• ASSIGNED TASK: Within the records, which lines hold the string "code"? Report each one by copying it.

Excerpts from an interface dataset
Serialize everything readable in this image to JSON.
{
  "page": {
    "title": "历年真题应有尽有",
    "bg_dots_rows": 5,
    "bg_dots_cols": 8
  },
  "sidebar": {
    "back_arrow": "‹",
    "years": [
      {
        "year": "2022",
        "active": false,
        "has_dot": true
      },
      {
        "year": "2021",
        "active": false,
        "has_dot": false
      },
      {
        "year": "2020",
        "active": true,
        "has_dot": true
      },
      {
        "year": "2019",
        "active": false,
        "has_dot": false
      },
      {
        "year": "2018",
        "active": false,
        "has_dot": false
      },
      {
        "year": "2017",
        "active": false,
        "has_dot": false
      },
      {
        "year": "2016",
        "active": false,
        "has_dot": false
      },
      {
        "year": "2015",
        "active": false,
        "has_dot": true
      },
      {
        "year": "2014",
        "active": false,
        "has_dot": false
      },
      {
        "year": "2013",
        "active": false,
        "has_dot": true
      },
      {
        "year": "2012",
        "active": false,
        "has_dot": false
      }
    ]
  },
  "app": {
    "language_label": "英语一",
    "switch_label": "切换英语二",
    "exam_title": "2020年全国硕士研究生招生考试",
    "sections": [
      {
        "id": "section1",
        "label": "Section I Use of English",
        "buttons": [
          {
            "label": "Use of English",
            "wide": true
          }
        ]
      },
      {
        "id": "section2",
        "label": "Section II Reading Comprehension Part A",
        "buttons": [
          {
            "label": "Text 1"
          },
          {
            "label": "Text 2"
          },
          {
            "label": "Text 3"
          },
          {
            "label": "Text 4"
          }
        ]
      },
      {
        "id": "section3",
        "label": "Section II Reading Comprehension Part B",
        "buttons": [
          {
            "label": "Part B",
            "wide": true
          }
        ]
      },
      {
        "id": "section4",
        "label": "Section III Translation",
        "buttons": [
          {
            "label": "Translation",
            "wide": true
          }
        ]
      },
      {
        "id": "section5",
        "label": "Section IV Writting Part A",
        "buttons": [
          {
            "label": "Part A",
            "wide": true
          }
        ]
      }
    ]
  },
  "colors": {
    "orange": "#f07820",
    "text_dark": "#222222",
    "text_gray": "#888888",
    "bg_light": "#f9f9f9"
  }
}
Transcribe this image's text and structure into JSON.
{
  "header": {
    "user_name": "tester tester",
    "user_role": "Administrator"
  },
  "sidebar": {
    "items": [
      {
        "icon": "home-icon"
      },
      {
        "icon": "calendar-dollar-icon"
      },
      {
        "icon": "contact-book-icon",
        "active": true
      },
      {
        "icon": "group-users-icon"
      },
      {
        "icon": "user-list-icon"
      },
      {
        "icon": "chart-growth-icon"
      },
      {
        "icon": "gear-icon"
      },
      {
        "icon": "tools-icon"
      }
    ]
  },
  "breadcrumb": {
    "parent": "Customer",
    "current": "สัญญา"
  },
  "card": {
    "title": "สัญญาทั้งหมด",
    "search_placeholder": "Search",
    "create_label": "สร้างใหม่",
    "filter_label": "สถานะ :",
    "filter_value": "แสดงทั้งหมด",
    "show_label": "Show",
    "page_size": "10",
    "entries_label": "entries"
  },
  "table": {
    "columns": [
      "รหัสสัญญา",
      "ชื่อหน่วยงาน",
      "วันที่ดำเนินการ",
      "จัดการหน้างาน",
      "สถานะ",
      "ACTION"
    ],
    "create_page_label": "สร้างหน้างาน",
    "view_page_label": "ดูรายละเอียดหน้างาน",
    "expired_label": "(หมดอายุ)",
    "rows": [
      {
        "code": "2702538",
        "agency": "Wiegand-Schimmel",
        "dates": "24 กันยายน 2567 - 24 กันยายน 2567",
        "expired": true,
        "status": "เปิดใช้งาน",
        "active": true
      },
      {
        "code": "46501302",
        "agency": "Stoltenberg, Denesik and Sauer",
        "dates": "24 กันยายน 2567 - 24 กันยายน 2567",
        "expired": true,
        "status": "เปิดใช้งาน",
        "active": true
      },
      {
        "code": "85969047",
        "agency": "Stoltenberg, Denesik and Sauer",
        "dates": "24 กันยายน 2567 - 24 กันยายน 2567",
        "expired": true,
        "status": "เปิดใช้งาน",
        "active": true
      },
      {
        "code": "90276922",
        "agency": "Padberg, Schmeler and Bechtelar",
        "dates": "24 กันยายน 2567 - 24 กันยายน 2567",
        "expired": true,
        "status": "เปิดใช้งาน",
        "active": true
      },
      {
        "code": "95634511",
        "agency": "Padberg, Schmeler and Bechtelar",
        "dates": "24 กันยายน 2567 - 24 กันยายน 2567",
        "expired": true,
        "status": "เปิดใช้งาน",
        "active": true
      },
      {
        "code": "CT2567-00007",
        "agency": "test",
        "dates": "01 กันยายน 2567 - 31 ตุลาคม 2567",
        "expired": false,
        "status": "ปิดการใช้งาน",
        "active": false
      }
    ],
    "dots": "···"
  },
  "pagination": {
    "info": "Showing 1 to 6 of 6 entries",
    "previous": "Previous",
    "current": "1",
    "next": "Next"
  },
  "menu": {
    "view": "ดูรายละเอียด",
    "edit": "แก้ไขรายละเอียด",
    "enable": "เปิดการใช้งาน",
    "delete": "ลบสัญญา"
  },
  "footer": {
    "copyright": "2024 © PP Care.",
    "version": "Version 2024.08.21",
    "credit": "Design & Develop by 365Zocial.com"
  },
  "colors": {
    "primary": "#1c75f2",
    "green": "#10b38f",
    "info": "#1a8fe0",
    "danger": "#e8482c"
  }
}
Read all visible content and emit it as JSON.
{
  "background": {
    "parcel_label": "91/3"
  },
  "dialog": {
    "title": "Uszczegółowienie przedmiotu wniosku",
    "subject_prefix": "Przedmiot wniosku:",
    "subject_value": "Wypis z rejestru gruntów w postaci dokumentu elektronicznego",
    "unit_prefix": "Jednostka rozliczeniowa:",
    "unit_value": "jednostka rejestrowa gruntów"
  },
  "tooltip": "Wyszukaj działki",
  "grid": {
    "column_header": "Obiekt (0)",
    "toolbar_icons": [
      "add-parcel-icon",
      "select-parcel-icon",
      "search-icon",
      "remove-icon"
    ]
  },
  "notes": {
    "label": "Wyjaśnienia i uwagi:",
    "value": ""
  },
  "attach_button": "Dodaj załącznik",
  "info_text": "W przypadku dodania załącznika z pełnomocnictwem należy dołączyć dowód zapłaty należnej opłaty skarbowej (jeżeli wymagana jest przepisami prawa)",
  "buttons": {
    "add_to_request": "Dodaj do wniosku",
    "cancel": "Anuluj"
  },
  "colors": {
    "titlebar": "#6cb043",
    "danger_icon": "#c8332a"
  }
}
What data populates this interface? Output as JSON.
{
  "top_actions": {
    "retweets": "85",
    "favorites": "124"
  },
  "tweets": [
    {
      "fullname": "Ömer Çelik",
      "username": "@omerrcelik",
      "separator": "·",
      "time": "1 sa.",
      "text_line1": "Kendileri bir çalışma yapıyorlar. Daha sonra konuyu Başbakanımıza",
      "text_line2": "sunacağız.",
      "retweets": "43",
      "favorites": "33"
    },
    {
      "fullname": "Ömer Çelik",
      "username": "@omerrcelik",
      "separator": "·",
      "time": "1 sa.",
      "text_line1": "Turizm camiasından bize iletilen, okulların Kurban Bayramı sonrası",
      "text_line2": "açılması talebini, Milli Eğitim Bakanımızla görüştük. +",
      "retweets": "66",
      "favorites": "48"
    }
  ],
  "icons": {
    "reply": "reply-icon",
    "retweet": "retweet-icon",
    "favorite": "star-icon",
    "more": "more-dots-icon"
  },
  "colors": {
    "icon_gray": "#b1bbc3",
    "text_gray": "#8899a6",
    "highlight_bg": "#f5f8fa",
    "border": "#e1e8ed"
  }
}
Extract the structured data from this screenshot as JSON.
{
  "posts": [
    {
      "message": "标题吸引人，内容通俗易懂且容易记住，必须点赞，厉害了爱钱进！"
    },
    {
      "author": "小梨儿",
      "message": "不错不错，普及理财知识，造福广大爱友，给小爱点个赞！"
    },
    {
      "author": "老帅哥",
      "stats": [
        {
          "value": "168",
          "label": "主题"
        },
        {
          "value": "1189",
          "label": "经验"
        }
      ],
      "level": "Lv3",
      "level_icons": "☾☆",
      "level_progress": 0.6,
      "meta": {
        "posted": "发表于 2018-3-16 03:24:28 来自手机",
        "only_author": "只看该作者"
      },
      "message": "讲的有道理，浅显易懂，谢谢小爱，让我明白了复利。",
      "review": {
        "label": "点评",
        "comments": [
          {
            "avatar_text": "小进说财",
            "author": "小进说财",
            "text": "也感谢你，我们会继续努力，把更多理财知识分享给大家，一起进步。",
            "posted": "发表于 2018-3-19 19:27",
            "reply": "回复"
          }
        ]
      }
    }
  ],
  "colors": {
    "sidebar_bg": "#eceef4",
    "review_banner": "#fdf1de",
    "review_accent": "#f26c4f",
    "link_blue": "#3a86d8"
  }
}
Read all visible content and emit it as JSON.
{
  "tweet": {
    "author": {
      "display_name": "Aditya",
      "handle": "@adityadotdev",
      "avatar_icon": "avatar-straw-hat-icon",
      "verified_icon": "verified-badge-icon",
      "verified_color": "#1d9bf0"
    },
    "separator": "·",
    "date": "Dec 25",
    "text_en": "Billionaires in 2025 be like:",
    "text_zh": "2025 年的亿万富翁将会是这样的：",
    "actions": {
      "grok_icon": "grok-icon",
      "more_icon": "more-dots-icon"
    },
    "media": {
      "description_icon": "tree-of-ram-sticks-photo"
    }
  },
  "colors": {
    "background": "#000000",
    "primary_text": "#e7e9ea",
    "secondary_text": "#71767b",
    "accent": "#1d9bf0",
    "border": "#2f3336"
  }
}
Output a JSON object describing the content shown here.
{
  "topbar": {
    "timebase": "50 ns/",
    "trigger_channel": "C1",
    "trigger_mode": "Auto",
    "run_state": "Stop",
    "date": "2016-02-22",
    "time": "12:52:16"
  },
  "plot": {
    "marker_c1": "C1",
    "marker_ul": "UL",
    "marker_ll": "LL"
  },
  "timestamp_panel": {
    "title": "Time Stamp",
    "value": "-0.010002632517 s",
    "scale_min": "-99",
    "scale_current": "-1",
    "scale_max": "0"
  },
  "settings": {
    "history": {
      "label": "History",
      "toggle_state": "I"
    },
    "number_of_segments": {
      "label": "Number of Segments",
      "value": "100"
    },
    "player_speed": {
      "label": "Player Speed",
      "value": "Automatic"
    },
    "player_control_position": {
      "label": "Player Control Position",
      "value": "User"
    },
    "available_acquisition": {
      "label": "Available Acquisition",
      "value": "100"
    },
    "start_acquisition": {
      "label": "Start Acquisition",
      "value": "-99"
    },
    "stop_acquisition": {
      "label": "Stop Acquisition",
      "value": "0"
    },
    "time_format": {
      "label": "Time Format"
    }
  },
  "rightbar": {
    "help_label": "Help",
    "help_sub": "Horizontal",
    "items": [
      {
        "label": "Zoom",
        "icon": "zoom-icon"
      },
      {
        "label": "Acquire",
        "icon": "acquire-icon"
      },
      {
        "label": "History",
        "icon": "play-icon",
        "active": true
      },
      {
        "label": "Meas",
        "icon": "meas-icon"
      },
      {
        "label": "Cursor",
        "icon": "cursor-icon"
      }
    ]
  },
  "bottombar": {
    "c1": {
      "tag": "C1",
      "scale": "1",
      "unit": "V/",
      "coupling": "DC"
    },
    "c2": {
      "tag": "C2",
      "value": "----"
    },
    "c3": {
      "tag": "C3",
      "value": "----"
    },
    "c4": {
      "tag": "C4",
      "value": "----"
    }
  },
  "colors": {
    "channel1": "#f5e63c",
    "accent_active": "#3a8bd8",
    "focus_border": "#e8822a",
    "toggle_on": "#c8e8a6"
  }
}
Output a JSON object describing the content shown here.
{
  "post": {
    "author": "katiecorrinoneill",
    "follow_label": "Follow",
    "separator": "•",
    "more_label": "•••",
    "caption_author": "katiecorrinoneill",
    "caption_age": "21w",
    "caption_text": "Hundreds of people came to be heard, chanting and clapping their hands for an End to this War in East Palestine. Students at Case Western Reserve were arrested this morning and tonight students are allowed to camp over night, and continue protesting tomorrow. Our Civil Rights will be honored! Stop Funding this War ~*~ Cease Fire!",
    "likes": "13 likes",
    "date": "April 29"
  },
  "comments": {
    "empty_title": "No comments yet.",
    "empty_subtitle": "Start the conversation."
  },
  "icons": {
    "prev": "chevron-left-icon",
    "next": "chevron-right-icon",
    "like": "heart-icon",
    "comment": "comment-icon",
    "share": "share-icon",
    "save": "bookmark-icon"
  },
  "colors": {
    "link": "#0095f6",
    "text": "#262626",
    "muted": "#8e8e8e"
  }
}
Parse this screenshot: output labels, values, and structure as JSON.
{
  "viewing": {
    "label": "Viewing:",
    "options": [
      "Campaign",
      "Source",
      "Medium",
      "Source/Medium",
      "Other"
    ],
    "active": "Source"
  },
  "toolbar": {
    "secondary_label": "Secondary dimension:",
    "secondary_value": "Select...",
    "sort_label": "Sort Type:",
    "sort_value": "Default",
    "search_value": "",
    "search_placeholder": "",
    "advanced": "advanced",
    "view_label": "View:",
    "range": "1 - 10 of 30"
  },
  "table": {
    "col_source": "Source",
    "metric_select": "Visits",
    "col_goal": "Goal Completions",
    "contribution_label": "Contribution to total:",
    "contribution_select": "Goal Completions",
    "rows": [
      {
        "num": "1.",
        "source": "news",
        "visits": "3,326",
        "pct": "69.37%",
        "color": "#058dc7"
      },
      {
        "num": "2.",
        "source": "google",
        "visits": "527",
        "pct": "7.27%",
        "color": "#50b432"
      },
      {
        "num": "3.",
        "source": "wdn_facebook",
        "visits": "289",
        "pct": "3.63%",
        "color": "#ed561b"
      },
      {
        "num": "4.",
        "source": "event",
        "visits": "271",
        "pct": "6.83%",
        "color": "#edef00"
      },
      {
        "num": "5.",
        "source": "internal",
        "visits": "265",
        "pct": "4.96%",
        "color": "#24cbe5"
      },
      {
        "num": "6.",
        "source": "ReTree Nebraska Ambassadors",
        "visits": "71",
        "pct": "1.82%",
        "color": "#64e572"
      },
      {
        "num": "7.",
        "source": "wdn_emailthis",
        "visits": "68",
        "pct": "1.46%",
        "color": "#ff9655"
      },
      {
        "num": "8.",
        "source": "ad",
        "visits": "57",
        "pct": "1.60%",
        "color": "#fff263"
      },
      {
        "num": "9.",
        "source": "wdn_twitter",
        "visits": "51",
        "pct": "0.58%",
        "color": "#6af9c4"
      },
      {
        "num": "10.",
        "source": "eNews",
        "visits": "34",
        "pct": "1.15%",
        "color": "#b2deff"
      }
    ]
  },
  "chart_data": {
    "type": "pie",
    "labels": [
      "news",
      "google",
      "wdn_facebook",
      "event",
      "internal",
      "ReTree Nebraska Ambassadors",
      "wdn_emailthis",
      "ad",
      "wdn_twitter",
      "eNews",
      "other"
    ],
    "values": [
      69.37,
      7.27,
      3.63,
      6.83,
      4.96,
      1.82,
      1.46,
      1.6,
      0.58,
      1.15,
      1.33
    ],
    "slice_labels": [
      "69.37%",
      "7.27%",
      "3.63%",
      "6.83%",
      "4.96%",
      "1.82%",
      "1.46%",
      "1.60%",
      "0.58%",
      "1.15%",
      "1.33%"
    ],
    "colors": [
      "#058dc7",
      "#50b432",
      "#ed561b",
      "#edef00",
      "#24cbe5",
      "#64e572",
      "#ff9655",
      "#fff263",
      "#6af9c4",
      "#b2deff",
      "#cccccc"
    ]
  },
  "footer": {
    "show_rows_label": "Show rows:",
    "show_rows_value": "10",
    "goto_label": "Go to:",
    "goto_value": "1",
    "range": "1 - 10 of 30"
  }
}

• OUTPUT FOR THIS EXERCISE:
        "code": "2702538",
        "code": "46501302",
        "code": "85969047",
        "code": "90276922",
        "code": "95634511",
        "code": "CT2567-00007",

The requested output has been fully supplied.